What is needed:
Scan the entries for "group". Every line that holds it is to be copied.

Provided data:
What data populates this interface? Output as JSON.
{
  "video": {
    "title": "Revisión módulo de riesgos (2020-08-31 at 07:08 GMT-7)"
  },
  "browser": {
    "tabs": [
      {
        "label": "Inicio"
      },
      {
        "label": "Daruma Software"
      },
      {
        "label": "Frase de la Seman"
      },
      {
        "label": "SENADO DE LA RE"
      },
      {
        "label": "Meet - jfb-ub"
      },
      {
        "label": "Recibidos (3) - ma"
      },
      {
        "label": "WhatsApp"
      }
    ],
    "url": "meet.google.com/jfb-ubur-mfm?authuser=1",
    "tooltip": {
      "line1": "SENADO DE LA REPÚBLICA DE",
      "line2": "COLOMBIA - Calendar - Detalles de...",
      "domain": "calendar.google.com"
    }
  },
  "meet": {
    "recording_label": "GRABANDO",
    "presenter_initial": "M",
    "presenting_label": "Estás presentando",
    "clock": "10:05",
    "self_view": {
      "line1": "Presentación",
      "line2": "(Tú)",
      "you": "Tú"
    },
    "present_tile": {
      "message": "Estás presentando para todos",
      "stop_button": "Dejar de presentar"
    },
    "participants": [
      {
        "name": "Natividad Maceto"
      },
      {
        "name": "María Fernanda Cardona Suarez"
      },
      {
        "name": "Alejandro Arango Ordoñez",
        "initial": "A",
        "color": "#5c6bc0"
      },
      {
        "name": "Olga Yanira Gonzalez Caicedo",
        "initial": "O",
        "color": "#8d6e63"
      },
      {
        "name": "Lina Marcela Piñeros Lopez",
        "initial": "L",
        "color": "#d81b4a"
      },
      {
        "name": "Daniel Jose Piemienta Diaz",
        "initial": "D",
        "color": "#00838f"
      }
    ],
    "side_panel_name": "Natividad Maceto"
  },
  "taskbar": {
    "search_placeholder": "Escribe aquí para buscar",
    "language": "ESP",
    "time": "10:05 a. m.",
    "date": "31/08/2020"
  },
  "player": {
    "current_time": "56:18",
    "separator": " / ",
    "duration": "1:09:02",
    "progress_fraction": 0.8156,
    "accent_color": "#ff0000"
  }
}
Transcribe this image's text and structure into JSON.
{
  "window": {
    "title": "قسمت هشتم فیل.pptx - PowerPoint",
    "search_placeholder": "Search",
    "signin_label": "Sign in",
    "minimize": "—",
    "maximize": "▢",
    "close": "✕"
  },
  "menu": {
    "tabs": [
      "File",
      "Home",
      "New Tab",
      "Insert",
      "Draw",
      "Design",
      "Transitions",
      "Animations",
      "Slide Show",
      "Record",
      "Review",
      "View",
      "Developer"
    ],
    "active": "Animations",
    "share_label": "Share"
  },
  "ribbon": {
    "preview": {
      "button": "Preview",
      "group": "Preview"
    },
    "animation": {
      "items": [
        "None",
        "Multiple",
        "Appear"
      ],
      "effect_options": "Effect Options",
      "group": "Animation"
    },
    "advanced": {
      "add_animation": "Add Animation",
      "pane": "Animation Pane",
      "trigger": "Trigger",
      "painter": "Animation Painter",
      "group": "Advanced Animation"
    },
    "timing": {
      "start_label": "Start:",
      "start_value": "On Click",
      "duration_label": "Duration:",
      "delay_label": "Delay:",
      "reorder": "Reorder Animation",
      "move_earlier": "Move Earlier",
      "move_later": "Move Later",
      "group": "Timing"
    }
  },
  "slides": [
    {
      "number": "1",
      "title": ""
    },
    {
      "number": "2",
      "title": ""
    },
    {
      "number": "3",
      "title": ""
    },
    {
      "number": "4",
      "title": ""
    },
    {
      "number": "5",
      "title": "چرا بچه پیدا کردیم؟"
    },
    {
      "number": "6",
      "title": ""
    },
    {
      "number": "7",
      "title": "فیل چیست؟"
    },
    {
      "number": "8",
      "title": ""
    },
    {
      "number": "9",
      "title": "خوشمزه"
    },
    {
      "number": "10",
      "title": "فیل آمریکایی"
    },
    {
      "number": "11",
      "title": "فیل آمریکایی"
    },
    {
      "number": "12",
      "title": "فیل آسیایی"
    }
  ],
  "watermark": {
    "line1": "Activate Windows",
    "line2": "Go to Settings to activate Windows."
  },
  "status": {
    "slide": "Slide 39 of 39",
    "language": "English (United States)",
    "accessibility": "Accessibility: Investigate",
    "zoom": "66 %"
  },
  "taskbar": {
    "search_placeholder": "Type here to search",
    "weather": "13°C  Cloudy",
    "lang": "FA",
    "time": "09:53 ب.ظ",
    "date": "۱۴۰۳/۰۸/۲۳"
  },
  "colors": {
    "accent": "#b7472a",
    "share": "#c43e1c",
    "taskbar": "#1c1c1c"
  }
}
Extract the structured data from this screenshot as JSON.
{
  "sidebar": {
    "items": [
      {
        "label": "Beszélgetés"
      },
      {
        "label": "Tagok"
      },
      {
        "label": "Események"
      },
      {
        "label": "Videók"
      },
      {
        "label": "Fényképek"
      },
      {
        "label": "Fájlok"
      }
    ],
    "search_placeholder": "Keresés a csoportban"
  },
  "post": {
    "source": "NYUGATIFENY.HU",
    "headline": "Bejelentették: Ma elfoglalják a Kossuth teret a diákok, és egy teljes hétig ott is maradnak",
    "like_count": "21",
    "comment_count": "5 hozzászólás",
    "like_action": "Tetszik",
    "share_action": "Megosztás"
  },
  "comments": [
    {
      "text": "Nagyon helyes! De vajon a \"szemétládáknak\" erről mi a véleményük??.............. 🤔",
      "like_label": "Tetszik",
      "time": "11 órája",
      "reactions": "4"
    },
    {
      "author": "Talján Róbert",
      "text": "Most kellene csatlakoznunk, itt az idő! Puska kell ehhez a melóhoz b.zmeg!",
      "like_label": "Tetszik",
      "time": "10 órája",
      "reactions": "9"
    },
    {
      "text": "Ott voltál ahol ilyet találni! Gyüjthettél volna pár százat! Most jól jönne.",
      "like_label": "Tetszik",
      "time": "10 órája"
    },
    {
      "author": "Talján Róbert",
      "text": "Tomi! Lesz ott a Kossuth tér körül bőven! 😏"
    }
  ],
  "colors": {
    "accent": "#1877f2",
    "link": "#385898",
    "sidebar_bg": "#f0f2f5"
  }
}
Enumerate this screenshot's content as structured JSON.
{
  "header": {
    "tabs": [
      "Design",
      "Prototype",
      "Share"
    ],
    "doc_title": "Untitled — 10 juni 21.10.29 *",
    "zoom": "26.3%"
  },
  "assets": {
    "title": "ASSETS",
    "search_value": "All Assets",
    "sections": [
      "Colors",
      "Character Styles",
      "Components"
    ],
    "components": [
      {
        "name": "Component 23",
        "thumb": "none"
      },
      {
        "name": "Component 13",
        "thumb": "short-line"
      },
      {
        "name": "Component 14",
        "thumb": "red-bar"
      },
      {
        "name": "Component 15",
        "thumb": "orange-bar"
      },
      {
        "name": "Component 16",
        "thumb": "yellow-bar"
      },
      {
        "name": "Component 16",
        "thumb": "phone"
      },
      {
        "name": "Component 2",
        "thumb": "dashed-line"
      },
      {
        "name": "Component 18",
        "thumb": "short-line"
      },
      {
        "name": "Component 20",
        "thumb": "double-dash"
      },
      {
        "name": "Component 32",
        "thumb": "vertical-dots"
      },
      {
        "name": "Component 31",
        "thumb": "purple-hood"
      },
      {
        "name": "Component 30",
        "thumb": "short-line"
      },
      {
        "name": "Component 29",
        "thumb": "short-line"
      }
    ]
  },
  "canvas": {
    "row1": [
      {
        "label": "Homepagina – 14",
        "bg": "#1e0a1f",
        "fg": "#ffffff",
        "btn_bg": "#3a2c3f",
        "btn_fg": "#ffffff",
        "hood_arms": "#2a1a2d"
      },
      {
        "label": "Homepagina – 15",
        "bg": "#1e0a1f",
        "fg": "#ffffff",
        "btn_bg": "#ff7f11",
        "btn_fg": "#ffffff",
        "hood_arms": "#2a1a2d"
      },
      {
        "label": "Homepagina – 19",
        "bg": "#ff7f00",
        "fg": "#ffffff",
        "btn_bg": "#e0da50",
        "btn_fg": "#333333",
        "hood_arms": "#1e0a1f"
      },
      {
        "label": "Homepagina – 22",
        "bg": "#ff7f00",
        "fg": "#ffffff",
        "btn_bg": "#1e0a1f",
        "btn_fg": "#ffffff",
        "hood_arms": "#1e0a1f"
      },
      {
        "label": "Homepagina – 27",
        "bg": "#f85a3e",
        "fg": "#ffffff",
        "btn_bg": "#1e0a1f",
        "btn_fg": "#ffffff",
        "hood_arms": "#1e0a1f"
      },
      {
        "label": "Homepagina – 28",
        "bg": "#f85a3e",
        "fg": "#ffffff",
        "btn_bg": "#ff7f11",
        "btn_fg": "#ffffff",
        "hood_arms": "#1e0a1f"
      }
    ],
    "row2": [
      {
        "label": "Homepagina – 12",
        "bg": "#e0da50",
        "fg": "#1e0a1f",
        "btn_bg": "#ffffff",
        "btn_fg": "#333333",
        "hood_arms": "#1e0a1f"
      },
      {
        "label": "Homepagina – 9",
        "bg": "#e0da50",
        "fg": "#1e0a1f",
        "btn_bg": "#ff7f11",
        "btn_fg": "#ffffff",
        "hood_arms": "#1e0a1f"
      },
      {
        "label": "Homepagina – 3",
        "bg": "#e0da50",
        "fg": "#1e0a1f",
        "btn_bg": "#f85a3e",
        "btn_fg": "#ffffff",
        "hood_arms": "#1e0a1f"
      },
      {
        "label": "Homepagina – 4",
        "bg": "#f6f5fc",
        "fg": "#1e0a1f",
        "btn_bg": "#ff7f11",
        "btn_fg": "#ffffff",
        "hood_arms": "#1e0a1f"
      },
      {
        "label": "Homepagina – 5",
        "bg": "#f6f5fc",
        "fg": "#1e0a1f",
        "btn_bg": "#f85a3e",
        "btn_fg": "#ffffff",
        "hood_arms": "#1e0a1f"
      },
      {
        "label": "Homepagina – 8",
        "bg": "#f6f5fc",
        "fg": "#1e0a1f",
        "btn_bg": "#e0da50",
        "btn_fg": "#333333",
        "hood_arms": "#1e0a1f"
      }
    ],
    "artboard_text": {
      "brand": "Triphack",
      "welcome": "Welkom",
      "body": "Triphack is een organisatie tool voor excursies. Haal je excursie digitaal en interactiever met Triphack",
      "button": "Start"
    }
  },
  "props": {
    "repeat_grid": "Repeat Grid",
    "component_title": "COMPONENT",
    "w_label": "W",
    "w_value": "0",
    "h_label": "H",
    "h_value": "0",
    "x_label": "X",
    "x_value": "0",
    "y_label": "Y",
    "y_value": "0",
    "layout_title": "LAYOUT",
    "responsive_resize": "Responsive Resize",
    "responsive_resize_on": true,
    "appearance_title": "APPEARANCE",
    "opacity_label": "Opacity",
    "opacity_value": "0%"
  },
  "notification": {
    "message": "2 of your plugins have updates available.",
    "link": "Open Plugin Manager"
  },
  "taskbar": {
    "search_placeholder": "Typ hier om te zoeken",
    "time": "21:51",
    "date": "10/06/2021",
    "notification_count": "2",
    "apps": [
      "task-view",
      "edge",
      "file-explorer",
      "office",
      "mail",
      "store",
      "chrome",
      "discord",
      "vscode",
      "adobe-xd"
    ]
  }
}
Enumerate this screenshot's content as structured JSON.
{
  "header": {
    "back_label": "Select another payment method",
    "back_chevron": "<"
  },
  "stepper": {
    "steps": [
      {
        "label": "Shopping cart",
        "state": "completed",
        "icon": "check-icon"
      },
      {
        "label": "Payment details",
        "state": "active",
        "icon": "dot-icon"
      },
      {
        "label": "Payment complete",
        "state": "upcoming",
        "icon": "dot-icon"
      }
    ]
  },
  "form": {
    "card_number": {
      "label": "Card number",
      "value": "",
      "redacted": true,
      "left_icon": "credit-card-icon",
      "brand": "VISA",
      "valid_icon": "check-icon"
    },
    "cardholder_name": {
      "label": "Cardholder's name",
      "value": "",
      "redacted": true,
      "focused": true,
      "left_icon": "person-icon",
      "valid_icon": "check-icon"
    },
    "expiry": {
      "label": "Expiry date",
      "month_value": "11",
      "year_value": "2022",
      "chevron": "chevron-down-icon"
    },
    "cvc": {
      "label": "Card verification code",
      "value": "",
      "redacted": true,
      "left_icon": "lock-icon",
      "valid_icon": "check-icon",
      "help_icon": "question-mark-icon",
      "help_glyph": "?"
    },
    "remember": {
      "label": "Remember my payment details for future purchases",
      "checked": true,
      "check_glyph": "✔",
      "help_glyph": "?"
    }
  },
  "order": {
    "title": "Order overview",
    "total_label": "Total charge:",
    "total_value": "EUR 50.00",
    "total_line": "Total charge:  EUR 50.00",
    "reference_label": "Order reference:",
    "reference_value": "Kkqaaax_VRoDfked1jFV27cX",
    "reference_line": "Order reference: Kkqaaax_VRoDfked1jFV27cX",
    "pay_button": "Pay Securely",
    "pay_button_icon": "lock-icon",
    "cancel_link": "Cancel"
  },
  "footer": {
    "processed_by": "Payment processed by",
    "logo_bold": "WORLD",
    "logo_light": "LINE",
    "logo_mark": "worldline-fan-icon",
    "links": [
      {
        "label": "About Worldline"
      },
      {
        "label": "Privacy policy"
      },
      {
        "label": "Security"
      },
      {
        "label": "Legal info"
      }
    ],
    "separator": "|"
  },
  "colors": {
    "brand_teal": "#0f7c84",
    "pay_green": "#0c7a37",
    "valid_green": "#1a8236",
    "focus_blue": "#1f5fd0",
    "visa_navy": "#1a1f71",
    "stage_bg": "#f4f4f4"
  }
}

The completed task:
      "group": "Preview"
      "group": "Animation"
      "group": "Advanced Animation"
      "group": "Timing"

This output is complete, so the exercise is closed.